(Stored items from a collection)
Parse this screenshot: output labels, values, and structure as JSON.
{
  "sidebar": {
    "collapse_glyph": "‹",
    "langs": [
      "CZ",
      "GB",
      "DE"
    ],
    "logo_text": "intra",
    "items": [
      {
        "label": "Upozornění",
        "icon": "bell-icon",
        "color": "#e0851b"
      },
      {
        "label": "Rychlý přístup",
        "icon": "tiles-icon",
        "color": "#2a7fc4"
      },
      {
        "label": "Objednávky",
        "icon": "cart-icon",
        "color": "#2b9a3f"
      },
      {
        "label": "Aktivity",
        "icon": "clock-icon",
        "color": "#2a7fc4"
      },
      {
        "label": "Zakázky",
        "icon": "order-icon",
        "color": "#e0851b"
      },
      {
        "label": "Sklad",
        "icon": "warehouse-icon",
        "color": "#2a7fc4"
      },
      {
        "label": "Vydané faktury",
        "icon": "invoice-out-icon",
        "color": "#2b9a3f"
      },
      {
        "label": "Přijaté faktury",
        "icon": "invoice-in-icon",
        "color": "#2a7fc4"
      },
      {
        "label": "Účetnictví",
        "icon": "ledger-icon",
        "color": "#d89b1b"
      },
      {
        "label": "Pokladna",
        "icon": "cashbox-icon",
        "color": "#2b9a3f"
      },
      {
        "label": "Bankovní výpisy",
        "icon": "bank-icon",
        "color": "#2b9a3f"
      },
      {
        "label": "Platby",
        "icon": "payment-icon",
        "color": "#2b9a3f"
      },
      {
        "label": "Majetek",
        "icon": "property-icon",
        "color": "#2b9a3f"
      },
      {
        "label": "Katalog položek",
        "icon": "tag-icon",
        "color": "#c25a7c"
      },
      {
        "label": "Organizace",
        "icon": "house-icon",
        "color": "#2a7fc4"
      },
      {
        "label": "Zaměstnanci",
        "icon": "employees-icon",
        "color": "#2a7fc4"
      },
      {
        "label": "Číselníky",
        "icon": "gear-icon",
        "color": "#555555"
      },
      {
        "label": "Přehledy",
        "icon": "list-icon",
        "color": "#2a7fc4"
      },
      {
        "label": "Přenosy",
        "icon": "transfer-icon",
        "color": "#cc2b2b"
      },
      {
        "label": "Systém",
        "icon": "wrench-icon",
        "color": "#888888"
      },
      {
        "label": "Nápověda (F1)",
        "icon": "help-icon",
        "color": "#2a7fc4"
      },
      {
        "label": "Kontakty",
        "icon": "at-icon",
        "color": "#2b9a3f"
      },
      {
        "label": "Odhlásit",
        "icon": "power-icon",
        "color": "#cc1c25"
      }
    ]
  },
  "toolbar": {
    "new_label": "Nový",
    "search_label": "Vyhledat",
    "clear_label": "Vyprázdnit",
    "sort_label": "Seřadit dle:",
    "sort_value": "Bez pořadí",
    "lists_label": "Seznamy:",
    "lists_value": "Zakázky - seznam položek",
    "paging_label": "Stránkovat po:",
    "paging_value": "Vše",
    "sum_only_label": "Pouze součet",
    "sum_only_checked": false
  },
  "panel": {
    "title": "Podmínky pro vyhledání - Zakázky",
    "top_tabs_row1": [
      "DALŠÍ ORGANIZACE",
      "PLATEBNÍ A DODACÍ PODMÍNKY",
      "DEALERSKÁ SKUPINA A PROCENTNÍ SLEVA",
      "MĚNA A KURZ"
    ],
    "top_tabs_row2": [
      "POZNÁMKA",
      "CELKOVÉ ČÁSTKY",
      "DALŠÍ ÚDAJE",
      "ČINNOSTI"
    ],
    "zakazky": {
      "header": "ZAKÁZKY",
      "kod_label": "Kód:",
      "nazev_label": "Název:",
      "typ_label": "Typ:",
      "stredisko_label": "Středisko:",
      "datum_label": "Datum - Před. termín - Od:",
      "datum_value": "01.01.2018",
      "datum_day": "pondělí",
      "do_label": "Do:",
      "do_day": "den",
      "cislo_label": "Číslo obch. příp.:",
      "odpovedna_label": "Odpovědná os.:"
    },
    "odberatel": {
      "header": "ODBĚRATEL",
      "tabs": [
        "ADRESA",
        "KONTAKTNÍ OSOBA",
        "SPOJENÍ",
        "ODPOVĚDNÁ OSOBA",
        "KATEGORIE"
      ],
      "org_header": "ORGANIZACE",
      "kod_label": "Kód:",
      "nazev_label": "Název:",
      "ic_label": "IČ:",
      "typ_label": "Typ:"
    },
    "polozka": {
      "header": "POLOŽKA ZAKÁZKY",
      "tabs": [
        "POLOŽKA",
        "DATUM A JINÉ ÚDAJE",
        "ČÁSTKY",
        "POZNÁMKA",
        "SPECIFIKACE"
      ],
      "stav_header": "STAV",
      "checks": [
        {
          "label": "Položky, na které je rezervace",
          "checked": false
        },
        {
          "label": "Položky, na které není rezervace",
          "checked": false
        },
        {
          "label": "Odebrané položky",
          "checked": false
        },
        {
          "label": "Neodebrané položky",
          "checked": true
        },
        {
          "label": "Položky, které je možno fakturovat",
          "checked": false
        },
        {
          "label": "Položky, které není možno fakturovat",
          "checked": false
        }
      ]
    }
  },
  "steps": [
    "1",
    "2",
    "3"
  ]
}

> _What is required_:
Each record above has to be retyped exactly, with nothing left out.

> _Response to this exercise_:
Parse this screenshot: output labels, values, and structure as JSON.
{
  "sidebar": {
    "collapse_glyph": "‹",
    "langs": [
      "CZ",
      "GB",
      "DE"
    ],
    "logo_text": "intra",
    "items": [
      {
        "label": "Upozornění",
        "icon": "bell-icon",
        "color": "#e0851b"
      },
      {
        "label": "Rychlý přístup",
        "icon": "tiles-icon",
        "color": "#2a7fc4"
      },
      {
        "label": "Objednávky",
        "icon": "cart-icon",
        "color": "#2b9a3f"
      },
      {
        "label": "Aktivity",
        "icon": "clock-icon",
        "color": "#2a7fc4"
      },
      {
        "label": "Zakázky",
        "icon": "order-icon",
        "color": "#e0851b"
      },
      {
        "label": "Sklad",
        "icon": "warehouse-icon",
        "color": "#2a7fc4"
      },
      {
        "label": "Vydané faktury",
        "icon": "invoice-out-icon",
        "color": "#2b9a3f"
      },
      {
        "label": "Přijaté faktury",
        "icon": "invoice-in-icon",
        "color": "#2a7fc4"
      },
      {
        "label": "Účetnictví",
        "icon": "ledger-icon",
        "color": "#d89b1b"
      },
      {
        "label": "Pokladna",
        "icon": "cashbox-icon",
        "color": "#2b9a3f"
      },
      {
        "label": "Bankovní výpisy",
        "icon": "bank-icon",
        "color": "#2b9a3f"
      },
      {
        "label": "Platby",
        "icon": "payment-icon",
        "color": "#2b9a3f"
      },
      {
        "label": "Majetek",
        "icon": "property-icon",
        "color": "#2b9a3f"
      },
      {
        "label": "Katalog položek",
        "icon": "tag-icon",
        "color": "#c25a7c"
      },
      {
        "label": "Organizace",
        "icon": "house-icon",
        "color": "#2a7fc4"
      },
      {
        "label": "Zaměstnanci",
        "icon": "employees-icon",
        "color": "#2a7fc4"
      },
      {
        "label": "Číselníky",
        "icon": "gear-icon",
        "color": "#555555"
      },
      {
        "label": "Přehledy",
        "icon": "list-icon",
        "color": "#2a7fc4"
      },
      {
        "label": "Přenosy",
        "icon": "transfer-icon",
        "color": "#cc2b2b"
      },
      {
        "label": "Systém",
        "icon": "wrench-icon",
        "color": "#888888"
      },
      {
        "label": "Nápověda (F1)",
        "icon": "help-icon",
        "color": "#2a7fc4"
      },
      {
        "label": "Kontakty",
        "icon": "at-icon",
        "color": "#2b9a3f"
      },
      {
        "label": "Odhlásit",
        "icon": "power-icon",
        "color": "#cc1c25"
      }
    ]
  },
  "toolbar": {
    "new_label": "Nový",
    "search_label": "Vyhledat",
    "clear_label": "Vyprázdnit",
    "sort_label": "Seřadit dle:",
    "sort_value": "Bez pořadí",
    "lists_label": "Seznamy:",
    "lists_value": "Zakázky - seznam položek",
    "paging_label": "Stránkovat po:",
    "paging_value": "Vše",
    "sum_only_label": "Pouze součet",
    "sum_only_checked": false
  },
  "panel": {
    "title": "Podmínky pro vyhledání - Zakázky",
    "top_tabs_row1": [
      "DALŠÍ ORGANIZACE",
      "PLATEBNÍ A DODACÍ PODMÍNKY",
      "DEALERSKÁ SKUPINA A PROCENTNÍ SLEVA",
      "MĚNA A KURZ"
    ],
    "top_tabs_row2": [
      "POZNÁMKA",
      "CELKOVÉ ČÁSTKY",
      "DALŠÍ ÚDAJE",
      "ČINNOSTI"
    ],
    "zakazky": {
      "header": "ZAKÁZKY",
      "kod_label": "Kód:",
      "nazev_label": "Název:",
      "typ_label": "Typ:",
      "stredisko_label": "Středisko:",
      "datum_label": "Datum - Před. termín - Od:",
      "datum_value": "01.01.2018",
      "datum_day": "pondělí",
      "do_label": "Do:",
      "do_day": "den",
      "cislo_label": "Číslo obch. příp.:",
      "odpovedna_label": "Odpovědná os.:"
    },
    "odberatel": {
      "header": "ODBĚRATEL",
      "tabs": [
        "ADRESA",
        "KONTAKTNÍ OSOBA",
        "SPOJENÍ",
        "ODPOVĚDNÁ OSOBA",
        "KATEGORIE"
      ],
      "org_header": "ORGANIZACE",
      "kod_label": "Kód:",
      "nazev_label": "Název:",
      "ic_label": "IČ:",
      "typ_label": "Typ:"
    },
    "polozka": {
      "header": "POLOŽKA ZAKÁZKY",
      "tabs": [
        "POLOŽKA",
        "DATUM A JINÉ ÚDAJE",
        "ČÁSTKY",
        "POZNÁMKA",
        "SPECIFIKACE"
      ],
      "stav_header": "STAV",
      "checks": [
        {
          "label": "Položky, na které je rezervace",
          "checked": false
        },
        {
          "label": "Položky, na které není rezervace",
          "checked": false
        },
        {
          "label": "Odebrané položky",
          "checked": false
        },
        {
          "label": "Neodebrané položky",
          "checked": true
        },
        {
          "label": "Položky, které je možno fakturovat",
          "checked": false
        },
        {
          "label": "Položky, které není možno fakturovat",
          "checked": false
        }
      ]
    }
  },
  "steps": [
    "1",
    "2",
    "3"
  ]
}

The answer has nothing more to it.